The varied carpet beetle (Anthrenus verbasci) is a 3 mm–long beetle that can be a serious household pest. It feeds on natural fibers and can damage carpets, furniture and clothing.
Anthrenus verbasci has an unusual life cycle for an insect, developing from larvae to adult in 1-3 years, depending on the environmental conditions. Larvae hatch from eggs in the spring and early summer, often in the nests of birds (including those of the House Sparrow and House Swift) or around stored fabrics.
Larvae feed on natural fibers throughout their development, eventually experiencing a dormancy period (also known as diapause) prior to pupation into the adult stage. The length of the dormancy appears to depend on environmental factors.

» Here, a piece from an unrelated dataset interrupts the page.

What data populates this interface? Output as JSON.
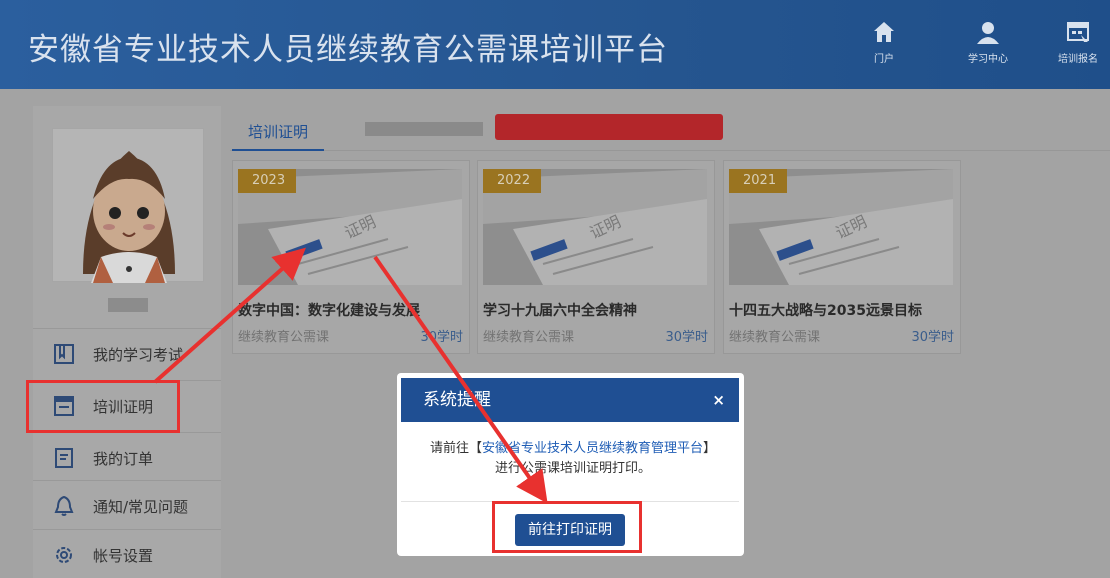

Adults emerge between late May and early August, flying to and feeding on the pollen of flowering plants. During this period, mating occurs, eggs are laid, and the cycle begins anew. Adult beetles usually lay their eggs in air ducts, in closets, under furniture, or under baseboards. Once hatched and until they pupate into adults, the larvae hide in dark, undisturbed areas and feed on organic material. The larvae are thus responsible for the damage of various items, such as furniture, clothing, blankets, furs, and carpets.

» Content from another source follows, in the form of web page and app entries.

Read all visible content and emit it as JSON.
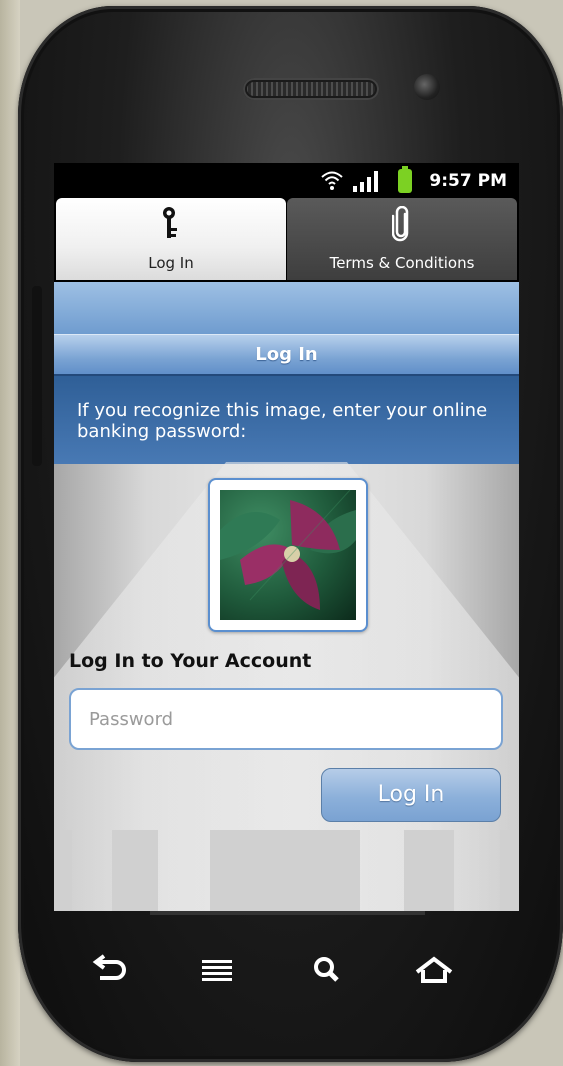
{
  "status_bar": {
    "time": "9:57 PM",
    "icons": [
      "wifi-icon",
      "signal-icon",
      "battery-icon"
    ]
  },
  "tabs": [
    {
      "label": "Log In",
      "icon": "key-icon",
      "active": true
    },
    {
      "label": "Terms & Conditions",
      "icon": "paperclip-icon",
      "active": false
    }
  ],
  "header": {
    "title": "Log In"
  },
  "info": {
    "text": "If you recognize this image, enter your online banking password:"
  },
  "login_form": {
    "heading": "Log In to Your Account",
    "password_placeholder": "Password",
    "submit_label": "Log In"
  },
  "nav_bar": {
    "buttons": [
      "back-icon",
      "menu-icon",
      "search-icon",
      "home-icon"
    ]
  },
  "colors": {
    "accent_blue": "#4879b4",
    "title_blue": "#7aa3d3",
    "battery_green": "#7cd123"
  }
}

Collections of specimens, especially of insects, are also vulnerable to attack, making A. verbasci a common pest in museums. Infestations can be prevented by regular vacuum cleaning, dry cleaning or airing clothing outside, placing naphthalene balls in closets, and removing abandoned bird and insect nests attached to the building. Signs of an infestation include the presence of damaged articles, molted larval skins in dark areas, and an abundance of adult beetles near windows.